After an extensive background check, answering a few political opinion questions and collecting a few solid references, Kelly’s White House application was completed and virtually sent off. Now the waiting.

Kelly received his internship verdict while out eating pizza one night with friends. He commented on the moment with wide eyes, “I was really nervous opening the email, I didn’t want to have to act like I wasn’t upset if I didn’t get the position. But I got it and I don’t think I said a single word the rest of the night.”

He had been accepted as a Spring 2019 White House Intern and had been assigned to the White House photo office.

Kelly said, (insert quote about not thinking that he would get in, 12-minute mark). He thought that going to such a small Christian school in the middle of nowhere would be overlooked or not taken seriously but he hadn’t been overlooked. They were impressed by his stance on his opinion questions and his campus involvement with student government.

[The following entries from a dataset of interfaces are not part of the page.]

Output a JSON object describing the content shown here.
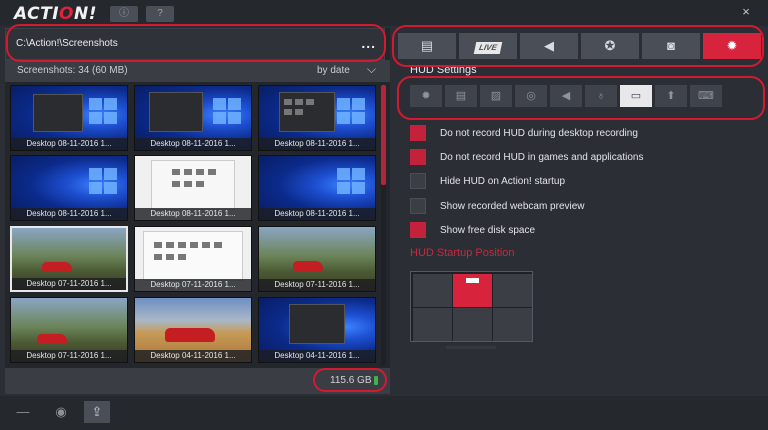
{
  "app": {
    "logo_text_a": "ACTI",
    "logo_text_o": "O",
    "logo_text_b": "N!",
    "info_icon": "info-icon",
    "help_icon": "help-icon",
    "close_glyph": "×"
  },
  "left": {
    "path": "C:\\Action!\\Screenshots",
    "more_glyph": "...",
    "count_label": "Screenshots: 34 (60 MB)",
    "sort_label": "by date",
    "free_space": "115.6 GB",
    "thumbnails": [
      {
        "caption": "Desktop 08-11-2016 1...",
        "kind": "win"
      },
      {
        "caption": "Desktop 08-11-2016 1...",
        "kind": "win"
      },
      {
        "caption": "Desktop 08-11-2016 1...",
        "kind": "win"
      },
      {
        "caption": "Desktop 08-11-2016 1...",
        "kind": "win"
      },
      {
        "caption": "Desktop 08-11-2016 1...",
        "kind": "white"
      },
      {
        "caption": "Desktop 08-11-2016 1...",
        "kind": "win"
      },
      {
        "caption": "Desktop 07-11-2016 1...",
        "kind": "race"
      },
      {
        "caption": "Desktop 07-11-2016 1...",
        "kind": "white"
      },
      {
        "caption": "Desktop 07-11-2016 1...",
        "kind": "race"
      },
      {
        "caption": "Desktop 07-11-2016 1...",
        "kind": "race"
      },
      {
        "caption": "Desktop 04-11-2016 1...",
        "kind": "sand"
      },
      {
        "caption": "Desktop 04-11-2016 1...",
        "kind": "win"
      }
    ]
  },
  "tabs": {
    "live_label": "LIVE",
    "items": [
      "film-icon",
      "live-icon",
      "speaker-icon",
      "gamepad-icon",
      "camera-icon",
      "gear-icon"
    ]
  },
  "hud": {
    "title": "HUD Settings",
    "tabs": [
      "gear-icon",
      "film-icon",
      "image-icon",
      "webcam-icon",
      "speaker-icon",
      "microphone-icon",
      "hud-window-icon",
      "upload-icon",
      "keyboard-icon"
    ],
    "options": [
      {
        "label": "Do not record HUD during desktop recording",
        "checked": true
      },
      {
        "label": "Do not record HUD in games and applications",
        "checked": true
      },
      {
        "label": "Hide HUD on Action! startup",
        "checked": false
      },
      {
        "label": "Show recorded webcam preview",
        "checked": false
      },
      {
        "label": "Show free disk space",
        "checked": true
      }
    ],
    "position_label": "HUD Startup Position"
  },
  "colors": {
    "accent": "#d8233d",
    "panel": "#2b2e34",
    "annotation": "#d31a30"
  }
}
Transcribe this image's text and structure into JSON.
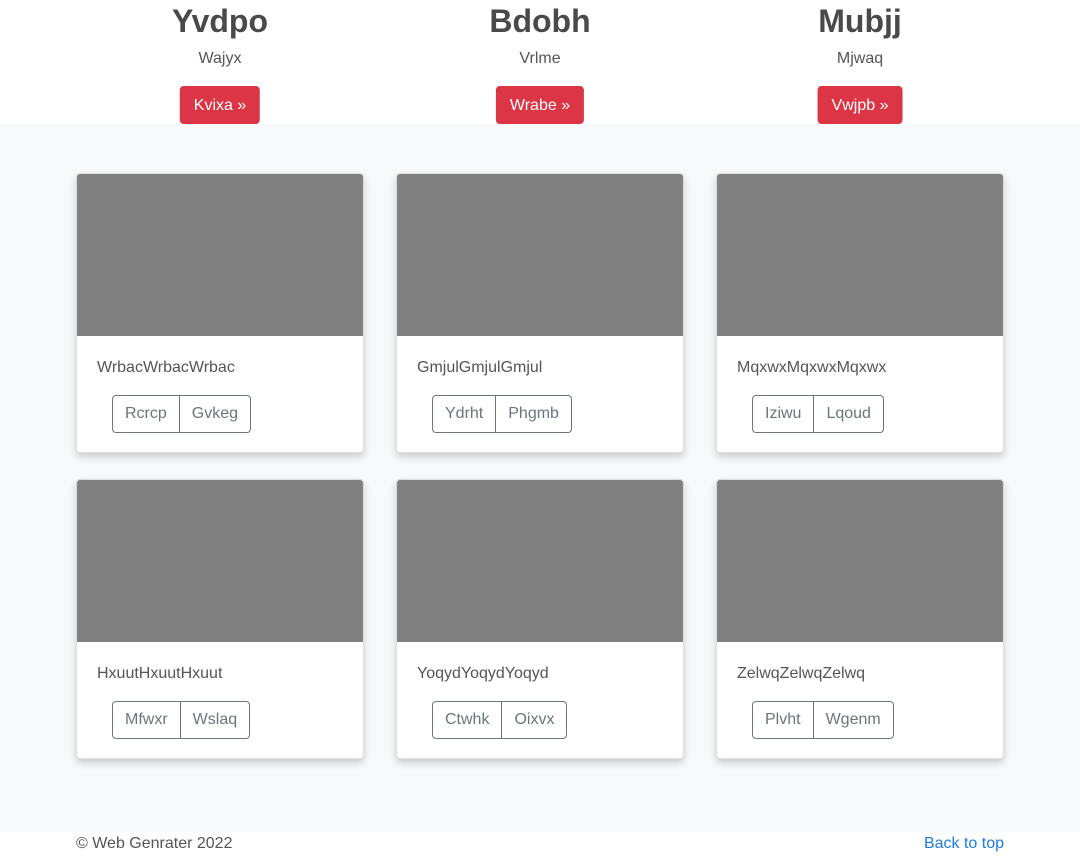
{
  "features": [
    {
      "title": "Yvdpo",
      "subtitle": "Wajyx",
      "button": "Kvixa »"
    },
    {
      "title": "Bdobh",
      "subtitle": "Vrlme",
      "button": "Wrabe »"
    },
    {
      "title": "Mubjj",
      "subtitle": "Mjwaq",
      "button": "Vwjpb »"
    }
  ],
  "cards": [
    {
      "text": "WrbacWrbacWrbac",
      "btn1": "Rcrcp",
      "btn2": "Gvkeg"
    },
    {
      "text": "GmjulGmjulGmjul",
      "btn1": "Ydrht",
      "btn2": "Phgmb"
    },
    {
      "text": "MqxwxMqxwxMqxwx",
      "btn1": "Iziwu",
      "btn2": "Lqoud"
    },
    {
      "text": "HxuutHxuutHxuut",
      "btn1": "Mfwxr",
      "btn2": "Wslaq"
    },
    {
      "text": "YoqydYoqydYoqyd",
      "btn1": "Ctwhk",
      "btn2": "Oixvx"
    },
    {
      "text": "ZelwqZelwqZelwq",
      "btn1": "Plvht",
      "btn2": "Wgenm"
    }
  ],
  "footer": {
    "copyright": "© Web Genrater 2022",
    "back_to_top": "Back to top"
  },
  "colors": {
    "accent_red": "#dc3545",
    "placeholder_gray": "#808080",
    "link_blue": "#1e7be0",
    "album_bg": "#f8f9fa"
  }
}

Now that he has been accepted, Kelly had to face the reality of living eight hours away from his friends and family and taking time off of his schooling for a whole semester.

He stated that his family and friends had told him that they’d make a trip up to see him before he left and that the school would allow him to take a few independent study courses to keep on track but he still felt torn about going. He didn’t want to miss a number of his friends’ senior year, “I have a serious fear of missing out and I especially didn’t want to miss some of my closest friend’s senior year.” He was nervous about doing an unpaid full-time internship, so he wouldn’t be able to work for any income while he was there.

Regardless of his nerves and reservations, Kelly sent back to the White House internship coordinator that he would accept his slot in the program. Kelly said that even though he was still really nervous about it all his friends and family convinced him that this was too much of a large, incredible opportunity to let nerves get in the way of.

Kelly was supposed to head to Washington around mid-January but due to the government shutdown was not able to until February. Kelly admitted that the delay in his arrival only added to his tensions. His family drove up separately with him to help him move in and say farewell once he was fully moved in to the host family that God had blessed him with.

Kelly had the weekend to settle into his new home and explore the DC area before his internship would become full swing at the beginning of the coming week.

He said, “Once I moved into my house and got to meet a few of the interns I would be working with I felt a little less stressed about anything. Actually, I don’t really think I had come to terms that this was what I was doing all semester until that point.”

The first few weeks were a whirlwind. Between learning what a normal day looked like working at the White House and living in DC, having to continue doing school work and meeting so many new unbelievable people it went by quickly. But sometime in all of the rush and excitement of the first month and a half, Kelly new that he had made the right decision.

Because he didn’t let his anxieties about going somewhere far away keep him from he would have never got to experience this once and a life time opportunity. Kelly said “If I would have never been encouraged by friends to do an internship I was hesitant about, I would have never grown academically and culturally. I would have never been able to meet students from around the country, photograph the cherry blossoms around the tidal basin with White House equipment, be in the room for the First Lady’s Be Best Initiative full of high end officials and getting to show my friends around the city that I had got to love and know so well.”

When thinking about your internship as you approach your junior and senior year, thing big. Yes, apply to some places you’re interested around your school, but don’t let your fears keep you from applying to that film gig in Atlanta, or that publishing spot in New York, or that research facility overseas. You never know what doors God will open for you.

Kelly said, “Do everything in your power to do that out-there internship. You applied, you turned in that application, so don’t let the fear of accepting it and going after it out shadow that desire.”